By Dr. Harold A. Black

I admit that for most of my life I could be labelled as seditious. (Sedition is overt conduct, such as speech and organization, that tends toward rebellion against the established order). I was the University of Georgia’s first Black male freshman. I wanted a college education and my brother was at Purdue. My father did not believe in borrowing money – except for our house – and could not afford to send me to Purdue. Instead I could have taken one of the scholarships l received. But they were all to Black colleges (except for one small one to Ohio State). But it was the civil rights era and if I could not go to Purdue, I decided to help overthrow the established order of separate but unequal. So I went to Georgia where I took delight with the white schoolmates who befriended me of flipping off Southern bigotry and helping to kick open the school house door. That seditious streak continued throughout my professional career as I sought to research and write articles that made a difference. I could have carved out a reputation writing theoretical pieces in monetary economics but decided that I was wasting my talents in writing pieces that only other academics could read. When offered the opportunity at the Comptroller of the Currency to do pioneering work in lending discrimination, credit scoring and mortgage pricing, I did so even when my university (I was on leave at the time) told me I would be denied tenure and promotion because “no serious academic journal would publish such research”. I told them they were wrong. They fired me. However, I was right and the first five articles all landed in top journals and resulted in opening a new avenue for academic research and subsequently a spate of anti-discriminatory regulations and legislation. My department head later said that they made a mistake. My next academic appointment was in one of the nation’s leading finance departments.

That seditious nature has manifested itself in my work outside of academics. I apply microeconomics and finance to social problems. I can solve any problem but you may not like my solution. But I have always said “prove me wrong and if you do, I will adopt your position.” I could think this way and act this way mainly because I was in an academic setting which tolerated and even nurtured diverse opinions. Such is not the case today. Many, if not most, academic institutions have joined the muzzle culture and have become intolerant of opinions not deemed “progressive.” Conservatives have been muzzled. Speakers are now banned from campuses and if they are allowed to speak, then their presence is loudly protested by many on campus. The few conservative professors find themselves assaulted with petitions by fellow faculty and students to shut them up or fire them. Nowadays, I wish that I did not retire in 2011. Rather I would relish being on a college campus today being seditious against the prevailing culture that thinks diversity is in how you look rather than in how you think. There is no difference from the muzzle culture of old telling Blacks to keep quiet and to stay in their place and the muzzle culture of today trying to silence conservative voices.

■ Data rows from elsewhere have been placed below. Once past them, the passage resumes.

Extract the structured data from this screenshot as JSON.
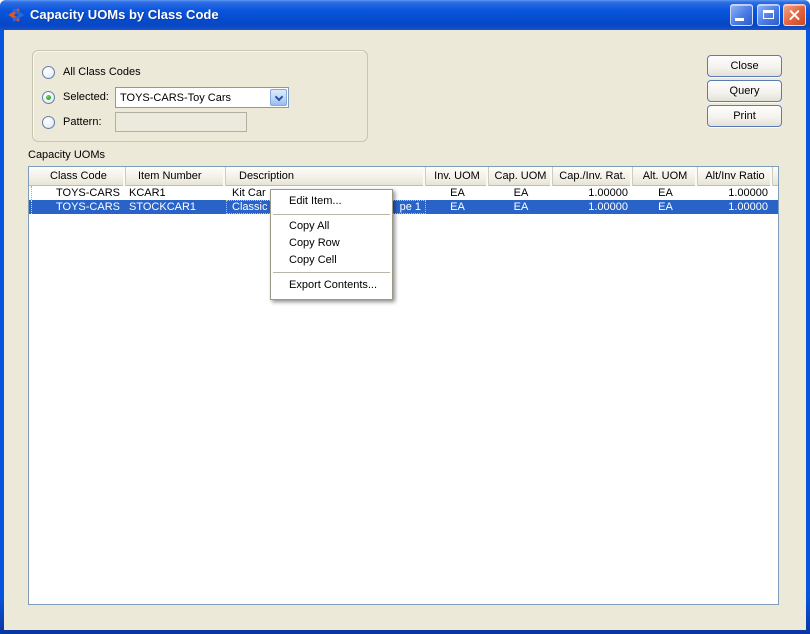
{
  "window": {
    "title": "Capacity UOMs by Class Code"
  },
  "filter": {
    "all_classes_label": "All Class Codes",
    "selected_label": "Selected:",
    "selected_value": "TOYS-CARS-Toy Cars",
    "pattern_label": "Pattern:",
    "pattern_value": ""
  },
  "actions": {
    "close": "Close",
    "query": "Query",
    "print": "Print"
  },
  "table": {
    "caption": "Capacity UOMs",
    "columns": [
      "Class Code",
      "Item Number",
      "Description",
      "Inv. UOM",
      "Cap. UOM",
      "Cap./Inv. Rat.",
      "Alt. UOM",
      "Alt/Inv Ratio"
    ],
    "rows": [
      {
        "class_code": "TOYS-CARS",
        "item_number": "KCAR1",
        "description": "Kit Car",
        "inv_uom": "EA",
        "cap_uom": "EA",
        "cap_inv_rat": "1.00000",
        "alt_uom": "EA",
        "alt_inv_ratio": "1.00000",
        "selected": false
      },
      {
        "class_code": "TOYS-CARS",
        "item_number": "STOCKCAR1",
        "description": "Classic",
        "description_tail": "pe 1",
        "inv_uom": "EA",
        "cap_uom": "EA",
        "cap_inv_rat": "1.00000",
        "alt_uom": "EA",
        "alt_inv_ratio": "1.00000",
        "selected": true
      }
    ]
  },
  "context_menu": {
    "items": [
      "Edit Item...",
      "Copy All",
      "Copy Row",
      "Copy Cell",
      "Export Contents..."
    ]
  },
  "icons": {
    "app_icon": "xtuple-x-logo",
    "combo_arrow": "chevron-down",
    "titlebar_buttons": [
      "minimize",
      "maximize",
      "close"
    ]
  },
  "colors": {
    "titlebar": "#0855DD",
    "background": "#ECE9D8",
    "selection": "#2A63C8",
    "close_button": "#D9512C",
    "radio_selected_dot": "#3BAA35",
    "grid_border": "#7F9DB9"
  }
}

Indeed, today’s muzzle culture is as morally and intellectual bankrupt as it was in the Jim Crow days of yore. The irony is that it is being practiced by the same groups that were actively denying the rights of Blacks: the Democrats and the progressives.